---------- PROVIDED DATA ----------

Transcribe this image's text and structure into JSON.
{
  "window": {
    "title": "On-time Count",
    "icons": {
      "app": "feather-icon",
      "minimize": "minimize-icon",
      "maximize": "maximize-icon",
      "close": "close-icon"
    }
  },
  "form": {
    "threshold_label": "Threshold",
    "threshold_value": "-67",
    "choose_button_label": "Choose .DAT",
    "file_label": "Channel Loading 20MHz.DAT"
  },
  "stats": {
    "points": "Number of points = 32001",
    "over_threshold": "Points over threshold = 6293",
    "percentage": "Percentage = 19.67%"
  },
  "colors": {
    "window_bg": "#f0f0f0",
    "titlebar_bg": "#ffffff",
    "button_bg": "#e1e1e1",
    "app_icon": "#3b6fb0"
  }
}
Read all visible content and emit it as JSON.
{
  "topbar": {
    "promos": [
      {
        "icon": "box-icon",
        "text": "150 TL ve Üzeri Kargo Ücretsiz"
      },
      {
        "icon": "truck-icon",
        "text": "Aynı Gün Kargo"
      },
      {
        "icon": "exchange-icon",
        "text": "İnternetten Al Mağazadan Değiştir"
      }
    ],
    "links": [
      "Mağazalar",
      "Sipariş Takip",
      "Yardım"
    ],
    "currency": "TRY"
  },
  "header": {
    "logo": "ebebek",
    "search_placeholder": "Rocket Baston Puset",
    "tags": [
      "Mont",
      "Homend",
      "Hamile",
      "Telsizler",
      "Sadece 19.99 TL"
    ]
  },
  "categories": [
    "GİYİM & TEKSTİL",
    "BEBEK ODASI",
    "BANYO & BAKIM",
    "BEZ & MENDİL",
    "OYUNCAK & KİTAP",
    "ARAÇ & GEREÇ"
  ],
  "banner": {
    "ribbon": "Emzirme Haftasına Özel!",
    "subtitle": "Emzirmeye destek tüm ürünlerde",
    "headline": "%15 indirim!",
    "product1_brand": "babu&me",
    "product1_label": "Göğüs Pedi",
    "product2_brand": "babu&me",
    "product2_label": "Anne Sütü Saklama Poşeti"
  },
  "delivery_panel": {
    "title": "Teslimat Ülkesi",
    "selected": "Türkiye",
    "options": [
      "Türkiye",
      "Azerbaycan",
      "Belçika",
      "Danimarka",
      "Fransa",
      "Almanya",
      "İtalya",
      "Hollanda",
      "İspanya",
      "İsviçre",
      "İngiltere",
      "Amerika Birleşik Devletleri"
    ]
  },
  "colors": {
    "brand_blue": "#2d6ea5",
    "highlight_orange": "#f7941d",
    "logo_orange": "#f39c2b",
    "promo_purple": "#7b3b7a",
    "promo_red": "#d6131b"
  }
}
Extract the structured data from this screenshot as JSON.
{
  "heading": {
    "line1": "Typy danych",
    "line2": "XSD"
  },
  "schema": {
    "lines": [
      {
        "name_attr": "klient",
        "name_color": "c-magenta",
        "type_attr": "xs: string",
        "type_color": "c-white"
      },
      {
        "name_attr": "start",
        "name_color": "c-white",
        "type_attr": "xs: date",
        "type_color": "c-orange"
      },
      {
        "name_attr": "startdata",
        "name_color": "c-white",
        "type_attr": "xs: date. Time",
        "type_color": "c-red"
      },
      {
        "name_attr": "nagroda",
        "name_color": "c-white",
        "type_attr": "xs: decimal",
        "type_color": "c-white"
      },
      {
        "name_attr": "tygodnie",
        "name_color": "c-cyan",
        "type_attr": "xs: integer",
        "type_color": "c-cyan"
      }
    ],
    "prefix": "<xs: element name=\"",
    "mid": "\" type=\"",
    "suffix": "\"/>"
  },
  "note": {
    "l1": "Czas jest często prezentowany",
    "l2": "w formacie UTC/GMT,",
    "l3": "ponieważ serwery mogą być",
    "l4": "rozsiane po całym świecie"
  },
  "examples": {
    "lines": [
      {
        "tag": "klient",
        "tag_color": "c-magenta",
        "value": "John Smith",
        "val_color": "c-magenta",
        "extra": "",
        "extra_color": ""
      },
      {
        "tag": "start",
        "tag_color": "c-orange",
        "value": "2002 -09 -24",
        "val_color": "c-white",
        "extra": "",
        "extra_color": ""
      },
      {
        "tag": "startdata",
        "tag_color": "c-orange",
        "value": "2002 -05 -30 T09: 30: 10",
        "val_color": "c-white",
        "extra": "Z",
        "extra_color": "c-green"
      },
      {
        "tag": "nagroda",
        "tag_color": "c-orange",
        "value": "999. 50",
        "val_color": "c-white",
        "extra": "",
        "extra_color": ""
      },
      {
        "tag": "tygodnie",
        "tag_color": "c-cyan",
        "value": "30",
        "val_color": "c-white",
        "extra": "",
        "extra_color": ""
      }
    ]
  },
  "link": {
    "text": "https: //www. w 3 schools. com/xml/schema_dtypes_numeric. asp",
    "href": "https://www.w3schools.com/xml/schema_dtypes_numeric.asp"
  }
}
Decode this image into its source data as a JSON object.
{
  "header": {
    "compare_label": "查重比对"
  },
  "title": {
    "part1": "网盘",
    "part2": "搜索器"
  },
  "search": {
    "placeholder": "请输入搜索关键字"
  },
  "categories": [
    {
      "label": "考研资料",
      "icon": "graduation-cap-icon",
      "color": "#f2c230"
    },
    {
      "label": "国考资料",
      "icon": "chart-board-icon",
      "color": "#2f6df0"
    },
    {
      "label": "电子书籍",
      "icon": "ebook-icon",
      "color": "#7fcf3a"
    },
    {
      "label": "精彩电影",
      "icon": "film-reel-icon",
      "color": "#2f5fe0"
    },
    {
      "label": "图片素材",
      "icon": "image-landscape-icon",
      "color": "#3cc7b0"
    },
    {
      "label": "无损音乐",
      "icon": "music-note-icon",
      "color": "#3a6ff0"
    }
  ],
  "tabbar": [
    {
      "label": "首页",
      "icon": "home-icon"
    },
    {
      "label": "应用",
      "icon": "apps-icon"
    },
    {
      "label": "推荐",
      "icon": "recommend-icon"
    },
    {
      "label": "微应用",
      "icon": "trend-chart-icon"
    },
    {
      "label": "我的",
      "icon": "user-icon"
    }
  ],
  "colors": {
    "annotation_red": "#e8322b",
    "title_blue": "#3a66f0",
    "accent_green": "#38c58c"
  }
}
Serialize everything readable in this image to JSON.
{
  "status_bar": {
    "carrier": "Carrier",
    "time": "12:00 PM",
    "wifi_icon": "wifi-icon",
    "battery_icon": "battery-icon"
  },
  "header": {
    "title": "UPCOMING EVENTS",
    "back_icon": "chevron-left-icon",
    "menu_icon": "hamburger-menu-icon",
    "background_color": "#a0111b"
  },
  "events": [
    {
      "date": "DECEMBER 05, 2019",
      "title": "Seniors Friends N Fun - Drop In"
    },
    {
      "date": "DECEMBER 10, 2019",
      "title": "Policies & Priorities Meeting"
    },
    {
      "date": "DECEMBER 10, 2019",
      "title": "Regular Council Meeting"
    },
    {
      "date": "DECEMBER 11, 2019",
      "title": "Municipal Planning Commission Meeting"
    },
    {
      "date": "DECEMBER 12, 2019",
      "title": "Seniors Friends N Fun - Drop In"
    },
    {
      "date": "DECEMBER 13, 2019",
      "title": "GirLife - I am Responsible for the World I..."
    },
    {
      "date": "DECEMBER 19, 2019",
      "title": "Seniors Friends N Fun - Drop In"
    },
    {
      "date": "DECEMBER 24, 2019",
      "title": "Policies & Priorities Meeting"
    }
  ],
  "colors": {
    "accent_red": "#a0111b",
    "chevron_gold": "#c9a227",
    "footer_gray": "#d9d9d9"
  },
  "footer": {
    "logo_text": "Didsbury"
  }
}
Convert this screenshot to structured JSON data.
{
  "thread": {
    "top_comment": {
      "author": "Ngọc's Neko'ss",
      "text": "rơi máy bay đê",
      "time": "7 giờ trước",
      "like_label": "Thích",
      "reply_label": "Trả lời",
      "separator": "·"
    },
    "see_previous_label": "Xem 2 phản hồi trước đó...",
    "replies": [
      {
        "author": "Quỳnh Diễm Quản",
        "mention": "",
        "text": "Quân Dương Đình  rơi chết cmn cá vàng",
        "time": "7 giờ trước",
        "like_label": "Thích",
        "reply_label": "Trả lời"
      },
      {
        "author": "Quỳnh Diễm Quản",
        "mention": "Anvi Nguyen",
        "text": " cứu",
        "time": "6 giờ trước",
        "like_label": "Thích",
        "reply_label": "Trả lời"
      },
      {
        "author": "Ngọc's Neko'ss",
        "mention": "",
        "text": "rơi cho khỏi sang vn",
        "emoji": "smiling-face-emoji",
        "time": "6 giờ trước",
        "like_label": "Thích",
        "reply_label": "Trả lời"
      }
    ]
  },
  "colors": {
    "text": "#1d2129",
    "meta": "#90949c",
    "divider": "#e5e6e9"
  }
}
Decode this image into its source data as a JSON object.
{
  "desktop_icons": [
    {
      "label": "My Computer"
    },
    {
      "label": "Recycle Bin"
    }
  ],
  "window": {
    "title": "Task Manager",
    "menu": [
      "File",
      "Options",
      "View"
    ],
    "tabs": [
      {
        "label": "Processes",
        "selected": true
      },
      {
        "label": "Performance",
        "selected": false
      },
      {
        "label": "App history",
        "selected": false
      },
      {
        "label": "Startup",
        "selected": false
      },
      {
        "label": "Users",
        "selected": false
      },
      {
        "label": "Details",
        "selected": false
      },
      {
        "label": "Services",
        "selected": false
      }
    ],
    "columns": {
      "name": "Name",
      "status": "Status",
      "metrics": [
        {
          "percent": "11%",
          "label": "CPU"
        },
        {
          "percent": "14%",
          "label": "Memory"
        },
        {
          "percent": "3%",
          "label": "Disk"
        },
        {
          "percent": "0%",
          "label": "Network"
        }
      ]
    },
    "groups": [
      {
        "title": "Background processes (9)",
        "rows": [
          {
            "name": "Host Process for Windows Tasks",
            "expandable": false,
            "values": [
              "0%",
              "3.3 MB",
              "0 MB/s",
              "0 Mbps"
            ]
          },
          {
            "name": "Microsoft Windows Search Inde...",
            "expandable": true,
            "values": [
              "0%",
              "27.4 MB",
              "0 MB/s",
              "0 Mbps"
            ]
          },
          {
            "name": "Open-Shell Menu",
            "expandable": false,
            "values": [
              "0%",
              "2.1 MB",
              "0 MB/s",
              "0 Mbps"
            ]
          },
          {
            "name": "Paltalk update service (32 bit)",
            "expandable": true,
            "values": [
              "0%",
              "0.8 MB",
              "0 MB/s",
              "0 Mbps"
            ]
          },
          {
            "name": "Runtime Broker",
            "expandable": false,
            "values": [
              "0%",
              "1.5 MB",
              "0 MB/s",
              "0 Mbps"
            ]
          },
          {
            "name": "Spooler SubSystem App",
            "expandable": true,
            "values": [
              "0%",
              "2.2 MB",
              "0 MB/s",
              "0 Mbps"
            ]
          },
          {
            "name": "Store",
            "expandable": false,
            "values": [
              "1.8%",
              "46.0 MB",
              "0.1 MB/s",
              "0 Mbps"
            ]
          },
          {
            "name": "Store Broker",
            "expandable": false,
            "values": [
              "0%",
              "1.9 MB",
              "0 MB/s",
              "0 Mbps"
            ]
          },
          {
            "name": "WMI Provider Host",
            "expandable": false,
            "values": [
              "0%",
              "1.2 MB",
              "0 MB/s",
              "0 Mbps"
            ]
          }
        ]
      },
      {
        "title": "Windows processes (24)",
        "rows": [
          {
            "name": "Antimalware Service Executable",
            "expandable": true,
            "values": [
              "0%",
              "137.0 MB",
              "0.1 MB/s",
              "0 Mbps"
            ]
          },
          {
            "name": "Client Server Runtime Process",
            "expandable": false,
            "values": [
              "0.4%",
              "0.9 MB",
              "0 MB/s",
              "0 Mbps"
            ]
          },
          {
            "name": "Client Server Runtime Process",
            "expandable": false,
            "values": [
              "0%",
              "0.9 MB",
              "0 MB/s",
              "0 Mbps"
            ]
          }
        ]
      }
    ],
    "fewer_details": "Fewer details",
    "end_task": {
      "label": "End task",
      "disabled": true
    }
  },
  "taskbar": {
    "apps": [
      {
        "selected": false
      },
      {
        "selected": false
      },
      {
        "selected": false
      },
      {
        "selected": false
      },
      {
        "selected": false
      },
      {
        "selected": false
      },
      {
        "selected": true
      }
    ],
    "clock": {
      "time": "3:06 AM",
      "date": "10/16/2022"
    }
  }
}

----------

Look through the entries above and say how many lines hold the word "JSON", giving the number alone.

● **SOLUTION TO THIS TASK**:
7